Rumon Gamba and the Iceland Symphony Orchestra follow their Grammy-nominated volume 1 and Editor’s Choice winning Volume 2 with four rare orchestral works from Vincent D’Indy’s legacy. The previous volumes have obtained such comments as ‘…superbly realised by the excellent Iceland Symphony Orchestra under Rumon Gamba and the state-of-the-art Chandos recording; definitely a key record of d’Indy’s orchestra output’ (Gramophone) and ‘this series is going to be virtually definitive’ Musical Opinion
Composed in 1916-18 at the climax of the Great War, d’Indy’s last symphony is a valid reflection of his intense patriotism. In its dramatic theatric and tonal conflicts it well portrays the heightened emotions of exaltation and terror experienced by the French nation. D’Indy’s seven-variation programmatic work, Istar, Op.42 is a beautiful, flowing work set in the underworld and inspired by the sixth canto of an ancient Assyrian epic poem called Izdubar that was probably written around 2000 B.C.
The unconventionally conceived yet well integrated work Choral Varie for Saxophone Solo ans orchestra, Op.55 employs an eclectic variety of styles. Like certain other French composers such as Bizet, D’Indy well understood the saxophone’s expressive potential. The solo role is taken by one of Iceland’s most prominent musicians, Sigurður Flosason, who has twice been nominated for the Nordic Music Prize, and four time winner of the Icelandic Music Awards.
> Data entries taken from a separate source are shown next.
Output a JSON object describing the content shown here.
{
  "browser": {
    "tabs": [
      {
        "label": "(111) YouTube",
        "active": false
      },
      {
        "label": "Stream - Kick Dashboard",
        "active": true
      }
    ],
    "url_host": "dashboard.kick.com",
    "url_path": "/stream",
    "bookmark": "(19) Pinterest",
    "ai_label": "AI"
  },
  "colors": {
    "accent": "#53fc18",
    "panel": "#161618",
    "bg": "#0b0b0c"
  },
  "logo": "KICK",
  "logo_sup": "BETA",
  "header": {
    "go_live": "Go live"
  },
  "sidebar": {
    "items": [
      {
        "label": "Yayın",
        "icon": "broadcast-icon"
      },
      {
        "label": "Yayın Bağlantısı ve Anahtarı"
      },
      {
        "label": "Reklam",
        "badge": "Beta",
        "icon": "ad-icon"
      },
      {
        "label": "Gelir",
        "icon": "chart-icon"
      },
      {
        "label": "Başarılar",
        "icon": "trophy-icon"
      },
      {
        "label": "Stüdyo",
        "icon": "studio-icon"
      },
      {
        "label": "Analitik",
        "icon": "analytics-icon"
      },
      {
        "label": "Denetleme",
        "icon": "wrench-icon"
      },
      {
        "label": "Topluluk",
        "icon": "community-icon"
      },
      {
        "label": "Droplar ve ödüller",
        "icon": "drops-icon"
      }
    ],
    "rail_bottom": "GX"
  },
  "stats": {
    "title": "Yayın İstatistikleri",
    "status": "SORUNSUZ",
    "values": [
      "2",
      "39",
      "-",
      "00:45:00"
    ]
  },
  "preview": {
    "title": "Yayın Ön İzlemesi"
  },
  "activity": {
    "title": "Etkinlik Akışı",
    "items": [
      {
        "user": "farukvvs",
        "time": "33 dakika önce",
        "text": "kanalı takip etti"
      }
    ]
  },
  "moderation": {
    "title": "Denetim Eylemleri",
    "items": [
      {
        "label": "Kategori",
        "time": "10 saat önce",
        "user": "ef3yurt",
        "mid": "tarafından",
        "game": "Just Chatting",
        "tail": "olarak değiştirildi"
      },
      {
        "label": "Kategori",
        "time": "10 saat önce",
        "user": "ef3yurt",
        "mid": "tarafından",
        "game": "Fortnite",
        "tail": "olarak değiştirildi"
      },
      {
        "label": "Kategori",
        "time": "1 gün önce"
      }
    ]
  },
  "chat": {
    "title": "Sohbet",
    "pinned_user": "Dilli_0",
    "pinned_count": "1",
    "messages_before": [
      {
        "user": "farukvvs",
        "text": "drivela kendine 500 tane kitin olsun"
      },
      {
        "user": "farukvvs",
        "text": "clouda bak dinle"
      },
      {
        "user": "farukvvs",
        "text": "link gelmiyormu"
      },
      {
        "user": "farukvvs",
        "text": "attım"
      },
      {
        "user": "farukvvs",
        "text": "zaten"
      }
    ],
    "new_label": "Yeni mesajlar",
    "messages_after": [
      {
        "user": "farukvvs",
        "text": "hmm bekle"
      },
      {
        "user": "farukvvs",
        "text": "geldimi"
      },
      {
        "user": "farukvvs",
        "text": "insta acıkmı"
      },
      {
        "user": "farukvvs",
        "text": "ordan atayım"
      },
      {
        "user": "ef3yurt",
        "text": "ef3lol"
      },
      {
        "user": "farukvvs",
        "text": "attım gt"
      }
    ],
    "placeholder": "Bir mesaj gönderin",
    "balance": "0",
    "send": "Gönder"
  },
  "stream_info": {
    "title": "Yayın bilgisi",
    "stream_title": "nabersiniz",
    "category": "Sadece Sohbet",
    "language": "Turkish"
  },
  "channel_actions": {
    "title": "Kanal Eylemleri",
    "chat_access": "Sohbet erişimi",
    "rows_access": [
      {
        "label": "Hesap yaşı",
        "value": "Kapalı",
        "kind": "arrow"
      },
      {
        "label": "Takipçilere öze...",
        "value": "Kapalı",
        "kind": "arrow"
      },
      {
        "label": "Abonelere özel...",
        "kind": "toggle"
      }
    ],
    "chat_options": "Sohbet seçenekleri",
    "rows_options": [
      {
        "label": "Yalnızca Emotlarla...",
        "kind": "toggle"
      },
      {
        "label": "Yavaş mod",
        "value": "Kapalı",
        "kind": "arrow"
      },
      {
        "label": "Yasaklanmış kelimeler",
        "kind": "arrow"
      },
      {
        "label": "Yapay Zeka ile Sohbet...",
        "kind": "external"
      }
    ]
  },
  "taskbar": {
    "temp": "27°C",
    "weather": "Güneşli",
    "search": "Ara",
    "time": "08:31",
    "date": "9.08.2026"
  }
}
Volume 3 is completed by D’Indy’s last orchestral work, Diptyque Mediterraneen, Op.87. It reflects the Indian summer which his happy second marriage brought him in his final decade. There is a certain similarity with the earlier Ardeche-inspired Jour d’ete a la montagne in its illustration of the sacred rhythms of nature during the course of the day, but here the influence of Debussy is clearly apparent in its superb Mediterranean-like clarity of texture.